Barry Ger, senior manager for corporate tax at KPMG: www.moneywebtax.co.za
A window of opportunity opens for some companies.
If your company is thinking of selling any capital assets and its year end is not February or March there may be a window of opportunity to do it at the lower effective tax rate for a short while.
In his Budget Speech on February 22 2012, Finance Minister Pravin Gordhan announced increases to the capital gains tax (CGT) rates. Companies, trust and individuals would now be paying 18.6% (previously 14%), 26.7% (previously 20%) and a maximum of 13.3% (previously a maximum of 10%) respectively of any capital gain that arises in their hands from the sale of their assets over to the South African Revenue Service (Sars).
In a new tax bill released on March 13 2012, it has been proposed that these new rates will take effect from tax years beginning from March 1 2012. The tax years of individuals and trusts perennially begin on March 1 anyway so for them the new rates apply already. The tax years of companies, on the other hand, have a multitude of different starting dates which means that some companies, specifically those with tax years that do not begin in March, have a short period in which they can still benefit from the lower rates. This period is, of course, longest for companies with tax years that commence much later in the calendar year or even in the next year. Companies with January 31 financial year ends, for example, will have almost 11 Months, until February 1 2013, to dispose of their assets before the new 18.6% rate kicks in.
The question arises though whether a company that makes use of this opportunity and sells off many of its high value assets before the end of its current tax year would be investigated by Sars for tax avoidance. The answer to this is probably not. Provided the company has primarily a commercial (but non -tax related) reason for making such disposals, it is unlikely Sars would be able to make such a claim stick.

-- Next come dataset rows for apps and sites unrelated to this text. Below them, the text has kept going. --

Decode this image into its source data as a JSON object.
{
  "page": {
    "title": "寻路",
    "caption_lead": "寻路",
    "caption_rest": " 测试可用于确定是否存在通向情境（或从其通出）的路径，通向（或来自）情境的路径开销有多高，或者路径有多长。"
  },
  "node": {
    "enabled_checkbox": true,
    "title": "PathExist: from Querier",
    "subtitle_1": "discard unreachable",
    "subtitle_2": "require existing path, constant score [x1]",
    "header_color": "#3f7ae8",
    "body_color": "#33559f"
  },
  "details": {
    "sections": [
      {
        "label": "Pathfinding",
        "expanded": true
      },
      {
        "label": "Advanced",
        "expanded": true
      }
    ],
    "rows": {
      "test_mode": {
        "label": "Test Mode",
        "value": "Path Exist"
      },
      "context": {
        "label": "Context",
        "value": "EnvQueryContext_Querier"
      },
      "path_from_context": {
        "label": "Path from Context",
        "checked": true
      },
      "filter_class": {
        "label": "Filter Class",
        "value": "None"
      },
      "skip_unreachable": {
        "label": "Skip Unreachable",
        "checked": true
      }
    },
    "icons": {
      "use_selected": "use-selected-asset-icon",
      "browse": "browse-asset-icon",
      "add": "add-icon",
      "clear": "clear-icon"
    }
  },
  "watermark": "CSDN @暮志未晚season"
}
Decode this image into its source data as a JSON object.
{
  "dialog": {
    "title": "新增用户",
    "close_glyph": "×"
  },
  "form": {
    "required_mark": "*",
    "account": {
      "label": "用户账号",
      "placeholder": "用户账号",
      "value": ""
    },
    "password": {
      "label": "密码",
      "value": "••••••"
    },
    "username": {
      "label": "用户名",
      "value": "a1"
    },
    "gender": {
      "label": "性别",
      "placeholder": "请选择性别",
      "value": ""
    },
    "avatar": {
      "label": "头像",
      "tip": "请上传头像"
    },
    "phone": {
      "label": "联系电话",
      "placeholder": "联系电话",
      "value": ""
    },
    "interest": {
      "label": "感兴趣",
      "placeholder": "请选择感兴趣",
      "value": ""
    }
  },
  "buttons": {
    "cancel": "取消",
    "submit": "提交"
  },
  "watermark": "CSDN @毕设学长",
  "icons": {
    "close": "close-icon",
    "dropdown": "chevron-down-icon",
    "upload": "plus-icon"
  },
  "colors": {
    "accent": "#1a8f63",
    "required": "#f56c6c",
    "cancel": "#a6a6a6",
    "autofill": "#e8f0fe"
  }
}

It would be the height of foolishness, of course, for companies to rush off to sell their assets so as to take advantage of the lower rate. The tax tail should never wag the commercial dog. However, for those who were contemplating a sell-off anyway, the looming increase in CGT rates would no doubt spur them to make such decisions sooner rather than later.